While Trump did not issue a large number of orders Friday night, there were clear signals that much more is coming. Almost within minutes of Trump taking the oath of office, the official White House website was wiped clean of any trace of former President Obama’s policies and populated with many of Trump’s key policy objectives.
The new 45th president “believes the United States has incredible potential and will go on to exceed anything that it has achieved in the past,” the website declared. “His campaign slogan was Make America Great Again, and that is exactly what he intends to do.
The new Trump White House site outlined a series of hardline stands on law enforcement, defense, foreign policy, and trade; renewed Trump’s promises to grow the economy through corporate and individual tax cuts and unleash energy production and “clean coal” technology. Trump pledged to create 25 million new jobs in the coming decade.
The new administration vowed to rescind Obama’s Climate Action Plan aimed at combating global warming while pulling the plug on the Trans-Pacific Partnership trade agreement and renegotiate the NAFTA agreement with Canada and Mexico.
The Trump White House reiterated its pledge to greatly build up the military, wipe out ISIS and other terrorist groups, increase cyber-security capabilities, build a wall along the U.S.-Mexico border, develop a “state of the art missile defense system” against possible attacks by North Korea and Iran, and deport undocumented immigrants who have committed violent crimes.
"He is dedicated to enforcing our border laws, ending sanctuary cities, and stemming the tide of lawlessness associated with illegal immigration," the White House website declared.
And in further describing Trump’s foreign policy ambition, the site reads that "In pursuing a foreign policy based on American interests, we will embrace diplomacy. The world must know that we do not go abroad in search of enemies, that we are always happy when old enemies become friends, and when old friends become allies."
Oddly, though, the website is silent about the health care law and Trump’s pledge to repeal and replace the Affordable Care Act. Eviscerating President Obama’s signature health insurance program was a central issue in Trump’s campaign, and he and GOP congressional leaders currently are brainstorming ways to simultaneously repeal key portions of Obamacare and replace them with a more market-oriented system.

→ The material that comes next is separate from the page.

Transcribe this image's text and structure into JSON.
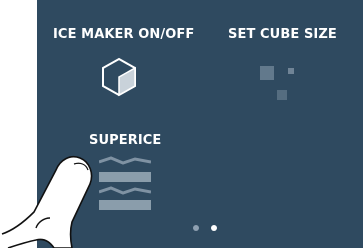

At the same time, Trump aides yanked a climate change section off the website and declined to replace it except for a fleeting mention of Obama’s Climate Action Plan, a series of efforts to reduce U.S. greenhouse gas emissions. Trump has yet to provide any definitive word on whether the U.S. will continue to abide by the international global warming agreement reached in Paris a year ago. Nor has he disavowed previous assertions that climate change was a “hoax” perpetrated by the Chinese, although several of his cabinet nominees have acknowledged that climate change is partially man-made and a threat to the globe.